Married to Emperor Franz Joseph, Elisabeth—fondly known as Sisi—captures the hearts of her people as their “fairy queen,” but beneath that dazzling persona lives a far more complex figure. In mid-nineteenth-century Vienna, the halls of the Hofburg Palace buzz not only with imperial waltzes and champagne but with temptations, rivals, and cutthroat intrigue. Feeling stifled by strict protocols and a turbulent marriage, Sisi grows restless. A free-spirited wanderer, she finds solace at her estate outside Budapest. There she rides her beloved horses and enjoys visits from the Hungarian statesman Count Andrássy, the man with whom she’s unwittingly fallen in love. But tragic news brings Sisi out of her fragile seclusion, forcing her to return to her capital and a world of gossip, envy, and sorrow where a dangerous fate lurks in the shadows.
Through love affairs and loss, dedication and defiance, Sisi struggles against conflicting desires: to fight to keep her family together, to flee amid the collapse of her suffocating marriage and the gathering tumult of the First World War. In an age of crumbling monarchies, Sisi fights to assert her right to the throne beside her husband, to win the love of her people and the world, and to save an empire. But in the end, can she save herself?

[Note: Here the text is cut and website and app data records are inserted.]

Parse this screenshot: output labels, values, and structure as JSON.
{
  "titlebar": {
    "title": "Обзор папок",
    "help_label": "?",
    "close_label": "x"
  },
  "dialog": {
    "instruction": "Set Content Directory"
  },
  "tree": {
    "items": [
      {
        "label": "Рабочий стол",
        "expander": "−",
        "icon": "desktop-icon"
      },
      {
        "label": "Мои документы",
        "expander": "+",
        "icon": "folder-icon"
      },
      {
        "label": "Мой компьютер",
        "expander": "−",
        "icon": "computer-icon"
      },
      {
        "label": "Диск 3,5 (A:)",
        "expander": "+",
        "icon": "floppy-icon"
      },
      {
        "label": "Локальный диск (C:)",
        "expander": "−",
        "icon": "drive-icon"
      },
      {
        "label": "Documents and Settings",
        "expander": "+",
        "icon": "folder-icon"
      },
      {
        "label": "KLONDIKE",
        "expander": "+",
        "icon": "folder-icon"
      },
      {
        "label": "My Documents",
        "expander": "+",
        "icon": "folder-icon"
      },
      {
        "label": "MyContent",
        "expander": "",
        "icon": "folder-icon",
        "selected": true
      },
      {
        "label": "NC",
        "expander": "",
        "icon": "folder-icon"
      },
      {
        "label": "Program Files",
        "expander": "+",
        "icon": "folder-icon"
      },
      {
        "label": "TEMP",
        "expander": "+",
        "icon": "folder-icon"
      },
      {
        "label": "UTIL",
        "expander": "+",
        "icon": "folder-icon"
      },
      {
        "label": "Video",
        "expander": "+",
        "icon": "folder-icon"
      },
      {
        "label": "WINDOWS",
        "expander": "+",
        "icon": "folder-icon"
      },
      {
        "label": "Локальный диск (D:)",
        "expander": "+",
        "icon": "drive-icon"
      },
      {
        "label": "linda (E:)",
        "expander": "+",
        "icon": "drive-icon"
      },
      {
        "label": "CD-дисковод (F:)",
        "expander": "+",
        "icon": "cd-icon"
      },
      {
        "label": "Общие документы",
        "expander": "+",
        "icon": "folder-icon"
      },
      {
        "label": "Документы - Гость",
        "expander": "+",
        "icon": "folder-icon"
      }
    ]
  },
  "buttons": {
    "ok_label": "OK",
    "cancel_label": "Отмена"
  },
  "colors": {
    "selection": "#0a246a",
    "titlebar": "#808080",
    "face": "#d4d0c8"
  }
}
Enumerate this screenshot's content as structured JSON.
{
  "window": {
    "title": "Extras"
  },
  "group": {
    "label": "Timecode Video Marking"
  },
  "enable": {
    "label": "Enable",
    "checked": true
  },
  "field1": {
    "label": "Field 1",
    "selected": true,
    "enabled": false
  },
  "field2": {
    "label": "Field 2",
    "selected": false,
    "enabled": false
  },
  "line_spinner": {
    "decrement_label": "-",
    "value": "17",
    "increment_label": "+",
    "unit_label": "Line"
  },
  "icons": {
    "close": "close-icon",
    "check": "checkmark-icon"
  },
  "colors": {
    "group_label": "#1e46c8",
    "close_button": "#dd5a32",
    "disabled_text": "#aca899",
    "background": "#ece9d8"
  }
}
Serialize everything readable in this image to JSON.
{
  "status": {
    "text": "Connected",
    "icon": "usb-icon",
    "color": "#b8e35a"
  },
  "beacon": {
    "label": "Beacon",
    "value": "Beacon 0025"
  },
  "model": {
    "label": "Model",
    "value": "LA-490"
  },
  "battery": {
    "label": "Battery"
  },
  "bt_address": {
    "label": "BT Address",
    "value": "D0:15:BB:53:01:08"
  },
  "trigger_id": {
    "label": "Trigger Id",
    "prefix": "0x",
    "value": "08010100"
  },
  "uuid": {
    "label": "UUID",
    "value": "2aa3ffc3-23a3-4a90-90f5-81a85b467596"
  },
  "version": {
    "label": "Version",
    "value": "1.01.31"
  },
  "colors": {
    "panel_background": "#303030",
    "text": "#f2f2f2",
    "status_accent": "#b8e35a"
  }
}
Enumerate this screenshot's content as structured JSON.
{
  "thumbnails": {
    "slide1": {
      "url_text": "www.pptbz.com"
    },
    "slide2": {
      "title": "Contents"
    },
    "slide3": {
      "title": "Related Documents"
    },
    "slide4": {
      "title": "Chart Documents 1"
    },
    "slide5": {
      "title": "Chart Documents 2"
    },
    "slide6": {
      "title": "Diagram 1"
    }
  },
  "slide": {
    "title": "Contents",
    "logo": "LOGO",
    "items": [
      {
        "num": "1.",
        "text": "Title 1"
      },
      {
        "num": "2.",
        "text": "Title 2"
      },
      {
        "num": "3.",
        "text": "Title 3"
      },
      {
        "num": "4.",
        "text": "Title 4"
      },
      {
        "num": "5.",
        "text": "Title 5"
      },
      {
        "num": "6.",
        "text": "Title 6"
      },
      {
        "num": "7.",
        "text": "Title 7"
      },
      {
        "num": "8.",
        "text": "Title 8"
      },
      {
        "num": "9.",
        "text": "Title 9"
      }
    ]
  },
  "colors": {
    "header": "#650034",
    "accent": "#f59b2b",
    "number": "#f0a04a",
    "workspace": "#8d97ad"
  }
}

Featuring larger-than-life historic figures such as Bavaria’s “Mad King Ludwig” and the tragic Crown Prince Rudolf, and set against many of Europe’s grandest sites—from Germany’s storied Neuschwanstein Castle to England’s lush shires—Sisi brings to life an extraordinary woman and the romantic, volatile era over which she presided.
In Defense of the Princess
It’s no secret that most girls, at some point, love all things princess: the poofy dresses, the plastic tiaras, the color pink. Even grown-up women can t get enough of royal weddings and royal gossip. Yet critics claim the princess dream sets little girls up to be weak and submissive, and allows grown women to indulge in fantasies of rescue rather than hard work and self-reliance.
Enter Jerramy Fine an unabashed feminist who is proud of her life-long princess obsession and more than happy to defend it. Through her amusing life story and in-depth research, Fine makes it clear that feminine doesn t mean weak, pink doesn t mean inferior, and girliness is not incompatible with ambition. From 9th century Cinderella to modern-day Frozen, from Princess Diana to Kate Middleton, from Wonder Woman to Princess Leia, Fine valiantly assures us that princesses have always been about power, not passivity. And those who love them can still be confident, intelligent women.
Provocative, insightful, but also witty and personal, In Defense of the Princess empowers girls, women, and parents to dream of happily ever after without any guilt or shame.
On the Trail of the Yorks
Richard III is probably the House of York’s best-known figure, but the other members of the family are just as intriguing as the king who fell on Bosworth Field. These include his father, the Duke of York, who held a claim to the throne that would eventually topple a king; his older brother Edward IV, a warrior cast in the mould of a true Plantagenet; and the resilient Yorkist queen Elizabeth Woodville and her daughter Elizabeth of York, the latter of whom would eventually unite the family with their longstanding rivals, the Lancastrians, and become the mother of the most infamous dynasty in English history, the Tudors.
This book explores the places associated with members of this fascinating family and discovers their stories through the locations they visited and inhabited. It reveals the lives of the Yorks by exploring the cathedrals, castles, battlefields and manor houses that shaped their history. Featuring locations such as Fotheringhay, Baynard’s Castle, Durham Cathedral and the Palace of Westminster, among many others, this book brings each site to life, giving a gripping account of its heritage as well as accurate information for the visitor. Extensive descriptions and an array of illustrations and photographs recreate these poignant and sometimes controversial locations, immersing the reader in the ancient and intriguing world of the Yorks.